Currently, about 84% of the UN's 91,699 peacekeepers are deployed in Africa. 93% of South Africa's 1,260 soldiers are deployed in the Congo, while others are based in Darfur (53) and South Sudan (12).These three theatres – particularly the Congo - should thus be a major focus of South Africa's efforts in its forthcoming two-year tenure on the Council.

South Africa should pursue five key goals on the Council. First, it must craft strategic alliances to pursue important priorities with the other two African Council members (Côte d'Ivoire and Equatorial Guinea); BRICS (Brazil, Russia, India, and China) partners, China and Russia (and where possible the US, France, and Britain); and other non-permanent members: Germany, Belgium, Poland, Indonesia, Peru, Kuwait, and the Dominican Republic.

Second, since in 11 out of 12 Africa-related Security Council cases, resolutions are drafted by Washington, London and Paris;  Tshwane must seek to draft  (and not just co-draft) more of these resolutions, and also chair – along with other influential non-permanent members such as Germany and Indonesia - Council committees and working groups often dominated by the P-5.

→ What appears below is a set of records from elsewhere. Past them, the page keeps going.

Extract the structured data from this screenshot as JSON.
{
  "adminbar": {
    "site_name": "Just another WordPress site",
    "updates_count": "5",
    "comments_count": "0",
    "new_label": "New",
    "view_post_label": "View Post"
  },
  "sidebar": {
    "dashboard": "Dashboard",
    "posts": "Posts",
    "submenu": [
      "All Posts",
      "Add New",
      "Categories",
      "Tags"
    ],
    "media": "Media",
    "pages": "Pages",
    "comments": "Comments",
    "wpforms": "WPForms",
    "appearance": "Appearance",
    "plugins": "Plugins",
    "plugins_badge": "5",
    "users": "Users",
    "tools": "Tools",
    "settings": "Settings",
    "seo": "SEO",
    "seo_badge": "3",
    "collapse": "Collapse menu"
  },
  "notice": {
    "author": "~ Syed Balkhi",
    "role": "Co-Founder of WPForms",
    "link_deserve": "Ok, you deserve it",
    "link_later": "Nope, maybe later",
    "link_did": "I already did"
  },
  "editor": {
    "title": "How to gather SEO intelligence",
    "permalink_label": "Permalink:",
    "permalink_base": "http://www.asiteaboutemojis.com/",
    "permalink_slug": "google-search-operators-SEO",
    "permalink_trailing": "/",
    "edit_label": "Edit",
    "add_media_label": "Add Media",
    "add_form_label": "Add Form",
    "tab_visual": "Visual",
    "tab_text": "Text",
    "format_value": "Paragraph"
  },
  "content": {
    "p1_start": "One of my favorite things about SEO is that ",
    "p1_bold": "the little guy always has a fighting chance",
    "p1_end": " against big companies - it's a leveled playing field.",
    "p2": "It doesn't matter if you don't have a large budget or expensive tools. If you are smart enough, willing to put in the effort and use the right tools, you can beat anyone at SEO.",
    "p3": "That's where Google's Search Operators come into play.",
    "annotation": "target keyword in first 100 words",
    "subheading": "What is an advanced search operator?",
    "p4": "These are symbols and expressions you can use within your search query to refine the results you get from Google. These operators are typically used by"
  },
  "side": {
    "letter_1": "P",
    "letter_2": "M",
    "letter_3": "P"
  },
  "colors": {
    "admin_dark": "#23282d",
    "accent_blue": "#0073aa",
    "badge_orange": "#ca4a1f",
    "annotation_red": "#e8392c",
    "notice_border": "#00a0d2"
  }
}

Third, communication between the AU Commission in Addis Ababa, Africa's subregional bodies, and the AU office in New York must be urgently improved to ensure that strong African perspectives from closer to the scene of conflicts reach the Council. The decisions of Africa's regional bodies must be taken into account and communicated timeously to the rest of the Council by the three African members in New York.

Fourth, coordination between South Africa and the other two African Council members - Côte d'Ivoire and Equatorial Guinea - must also be enhanced, as well as effective reporting by them to the Africa Group at the UN. These measures would hopefully help avoid some of the miscommunication that occurred between the AU Peace and Security Council and the three African Council members – South Africa, Nigeria, and Gabon – during the Libyan debacle of 2011. 

A fifth and final priority is for South Africa to push for the long-delayed African Standby Force to be established as a way of deploying peacekeepers quicker to African conflict theatres mandated by the Security Council, under a UN flag. These missions should be paid for by the world body's assessed contributions, as proposed by the Romano Prodi report on AU/UN Peacekeeping Cooperation published a decade ago, but never implemented.

Professor Adekeye Adebajo is Director of the Institute for Pan-African Thought and Conversation at the University of Johannesburg.

*The views expressed in this article are that of the author/s and do not necessarily reflect those of the University of Johannesburg. This article was first published in the Business Day (South Africa), 1 October 2018.